Last season, Athletic primarily built into the final third through their midfielders, with Muniain and Beñat leading the team in deep progressions. But so far this season, it has been the two fullbacks who have led the way. The sample size is so small right now that it is difficult to know to what degree that will hold, but certainly in their matches to date, Capa and Yuri Berchiche have had prominent roles in moving the team forward. One columnist described them as a pair of “steam hammers” after the derby win, and Garitano also handed out plenty of praise to two players he previously worked with during his time at Eibar. Capa, in particular, is just an intensely positive fullback, constantly seeking to combine or drive into space. He already has three assists to his credit, and here are his final third entries to date. Look at the distance on some of those carries (the dotted lines). If the full-backs do continue to shoulder the primary responsibility for moving the team into the final third, Athletic would join a select group. Only two teams in La Liga have had their two full-backs at the top of their deep progression rankings in either of the last two seasons: Eibar and Getafe. Will Athletic become the third?

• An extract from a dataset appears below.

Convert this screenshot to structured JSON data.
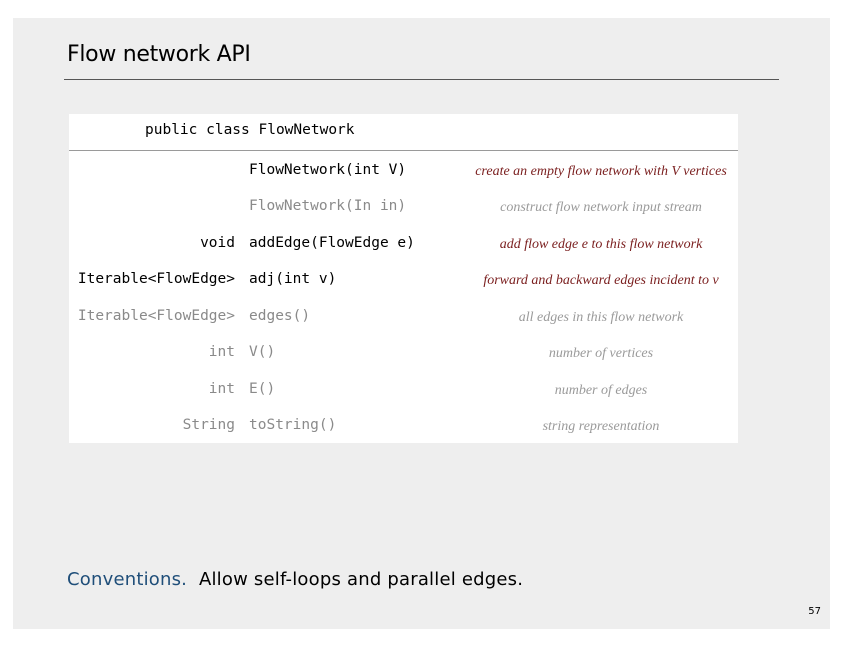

At a club whose scope for reinforcements is limited by their Basque-only policy, there can often be space for players who had previously been on the fringes to find a spot in the starting XI as others move on or regulars begin to succumb to the effects of ageing. This season, it looks like that will be the case for Unai López. After a couple of years out on loan and limited minutes back at Athletic last season, the 23-year-old has started in midfield alongside Dani García (another whom Garitano previously coached at Eibar) in both of the club’s home matches. In those limited minutes last season, López showed signs of being an able ball progressor. Whether that will prove to be such a valuable skill if the ball progression emphasis falls to the fullbacks this season is clearly a point to consider, but López also provides a bit more mobility than Beñat (the regular starter alongside García under Garitano last season) typically does in possession, dribbling more often and carrying the ball further. This is a good example from the derby. López picks the ball up just past the half way line, drives into space down the left and then neatly flicks the ball inside to Williams. He also provided an example of his passing range with an expertly weighted diagonal switch out to Iñigo Cordoba in the build up to the second goal, scored with a nice chipped finish by Raúl Garcia — the battering ram with the subtle touch. There is also a feeling that the way López delivers set-pieces opens up a wider variety of routines from those situations than Beñat’s technique. There will certainly be matches, especially away from home, in which Garitano is likely to prefer the experience of Beñat or the physicality of Mikel San José (both of whom are out of contract next summer), but early displays suggest López could have an important role to play this season.